Professionally Manufactured Designer Bathrooms Fitted By Master Craftsmen To Exacting Standards.
Bathrooms Leicester For The Cheapest And Best.
Contracts Can Be Undertaken On Behalf Of Builders Or Home Improvement Companies Or For Commercial Or Domestic Customers
British Standard Bathrooms Installed
We Can Supply To Your Own Specification Or Complete Your Project From Start To Finish
Phone Bathrooms Leicester Free On 0800 8818103
We Are Particularly Pleased To Offer
Special Consideration For Listed Buildings
Contract Fitting Designer Bathrooms and Specialised Fitting
Specialised Bathrooms for Retail Premises Pubs and Clubs
FREE PHONE BATHROOMS LEICESTER ON
0800 881 8103
BATHROOMS LEICESTER Acknowledge Wilkipedia for the following information

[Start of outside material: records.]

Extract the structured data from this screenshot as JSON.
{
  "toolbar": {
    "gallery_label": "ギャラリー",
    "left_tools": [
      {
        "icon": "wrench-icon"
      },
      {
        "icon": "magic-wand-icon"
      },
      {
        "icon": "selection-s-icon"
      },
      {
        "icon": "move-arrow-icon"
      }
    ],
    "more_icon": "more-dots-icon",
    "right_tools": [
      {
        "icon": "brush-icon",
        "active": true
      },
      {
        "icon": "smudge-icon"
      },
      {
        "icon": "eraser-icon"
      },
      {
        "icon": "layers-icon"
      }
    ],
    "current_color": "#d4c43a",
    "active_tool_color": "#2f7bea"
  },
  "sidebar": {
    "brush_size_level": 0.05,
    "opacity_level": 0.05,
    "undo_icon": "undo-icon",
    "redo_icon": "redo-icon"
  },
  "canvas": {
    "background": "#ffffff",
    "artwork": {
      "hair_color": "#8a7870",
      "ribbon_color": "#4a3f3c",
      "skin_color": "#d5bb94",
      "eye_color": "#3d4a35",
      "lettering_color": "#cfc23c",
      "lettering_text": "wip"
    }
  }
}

According to Geoffrey of Monmouth, a mythical king of the Britons King Leir founded the city of Kaerleir ('Leir's chester' – i.e. fortified town). Even today the name of the city in the Welsh language is Caerlŷr. Leir was supposedly buried by Queen Cordelia in a chamber beneath the River Soar near the city dedicated to the Roman god Janus, and every year people celebrated his feast-day near Leir's tomb. William Shakespeare's King Lear is loosely based on this story and there is a statue of Lear in Watermead Country Park.  Roman The remains of the Roman baths at Jewry Wall The remains of the Roman baths at Jewry Wall Main article: Ratae Corieltauvorum Leicester is one of the oldest cities in England, with a history going back 2000 years. The city of Leicester was first known as Ratae Coritanorum and was inhabited by the Corieltauvi tribe. The Corieltauvi were a Celtic tribe and Leicester was the capital of a territory of what is now known as the East Midlands. The Roman city of Ratae Corieltauvorum was founded around AD 50 as a military settlement upon the Fosse Way Roman road. After the military departure, Ratae Corieltauvorum grew into an important trading centre and one of the largest towns in Roman Britain. The remains of the baths of Roman Leicester can be seen at the Jewry Wall and other Roman artefacts are displayed in the Jewry Wall Museum adjacent to the site.  Saxon and Viking Knowledge of the town in the 5th century is very patchy. Certainly there is some continuation of occupation of the town, though on a much reduced scale in the 5th and 6th centuries. Leicester was chosen as the centre of a bishopric (and therefore a city) in 679/80 which survived until the 9th century, when Leicester was captured by the Danes (Vikings) and became one of the five boroughs (fortified towns) of Danelaw, although this position was short lived. The Saxon Bishop of Leicester fled to Dorchester-on-Thames and Leicester was not to become a bishopric again until the 20th century. It is believed the name "Leicester" is derived from the words castra (camp) of the Ligore, meaning dwellers on the 'River Legro' (an early name for the River Soar). In the early 10th century it was recorded as Ligeraceaster = "the town of the Ligor people". The Domesday Book later recorded it as Ledecestre.
History of bathrooms .
Although it was not with hygiene in mind, the first records for the use of baths date back as far as 3000 B.C. At this time water had a strong religious value, being seen as a purifying element for both body and soul, and so it was not uncommon for people to be required to cleanse themselves before entering a sacred area. Baths are recorded as part of a village or town life throughout this period, with a split between steam baths in Europe and America and cold baths in Asia. Communal baths were erected in a distinctly separate area to the living quarters of the village, with a view to preventing evil spirits from entering the domestic quarters of a commune.